(Data about app and page elements)
··········

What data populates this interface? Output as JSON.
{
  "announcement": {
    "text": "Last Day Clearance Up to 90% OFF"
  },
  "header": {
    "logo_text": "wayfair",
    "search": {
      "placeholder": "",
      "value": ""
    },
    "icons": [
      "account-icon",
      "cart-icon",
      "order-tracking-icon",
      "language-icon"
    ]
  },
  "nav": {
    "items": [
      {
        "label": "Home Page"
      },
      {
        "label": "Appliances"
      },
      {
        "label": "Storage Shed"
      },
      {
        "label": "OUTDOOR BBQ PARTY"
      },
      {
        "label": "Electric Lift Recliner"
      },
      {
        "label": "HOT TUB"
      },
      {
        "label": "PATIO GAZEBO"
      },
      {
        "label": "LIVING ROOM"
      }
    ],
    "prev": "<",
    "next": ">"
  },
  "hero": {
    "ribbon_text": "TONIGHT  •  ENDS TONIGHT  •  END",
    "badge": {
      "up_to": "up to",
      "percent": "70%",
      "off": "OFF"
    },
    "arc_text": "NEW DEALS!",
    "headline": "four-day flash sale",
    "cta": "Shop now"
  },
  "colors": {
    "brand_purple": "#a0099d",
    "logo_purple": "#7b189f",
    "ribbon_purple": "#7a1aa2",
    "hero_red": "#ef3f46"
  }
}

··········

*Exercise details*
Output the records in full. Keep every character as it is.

*Exercise output*
What data populates this interface? Output as JSON.
{
  "announcement": {
    "text": "Last Day Clearance Up to 90% OFF"
  },
  "header": {
    "logo_text": "wayfair",
    "search": {
      "placeholder": "",
      "value": ""
    },
    "icons": [
      "account-icon",
      "cart-icon",
      "order-tracking-icon",
      "language-icon"
    ]
  },
  "nav": {
    "items": [
      {
        "label": "Home Page"
      },
      {
        "label": "Appliances"
      },
      {
        "label": "Storage Shed"
      },
      {
        "label": "OUTDOOR BBQ PARTY"
      },
      {
        "label": "Electric Lift Recliner"
      },
      {
        "label": "HOT TUB"
      },
      {
        "label": "PATIO GAZEBO"
      },
      {
        "label": "LIVING ROOM"
      }
    ],
    "prev": "<",
    "next": ">"
  },
  "hero": {
    "ribbon_text": "TONIGHT  •  ENDS TONIGHT  •  END",
    "badge": {
      "up_to": "up to",
      "percent": "70%",
      "off": "OFF"
    },
    "arc_text": "NEW DEALS!",
    "headline": "four-day flash sale",
    "cta": "Shop now"
  },
  "colors": {
    "brand_purple": "#a0099d",
    "logo_purple": "#7b189f",
    "ribbon_purple": "#7a1aa2",
    "hero_red": "#ef3f46"
  }
}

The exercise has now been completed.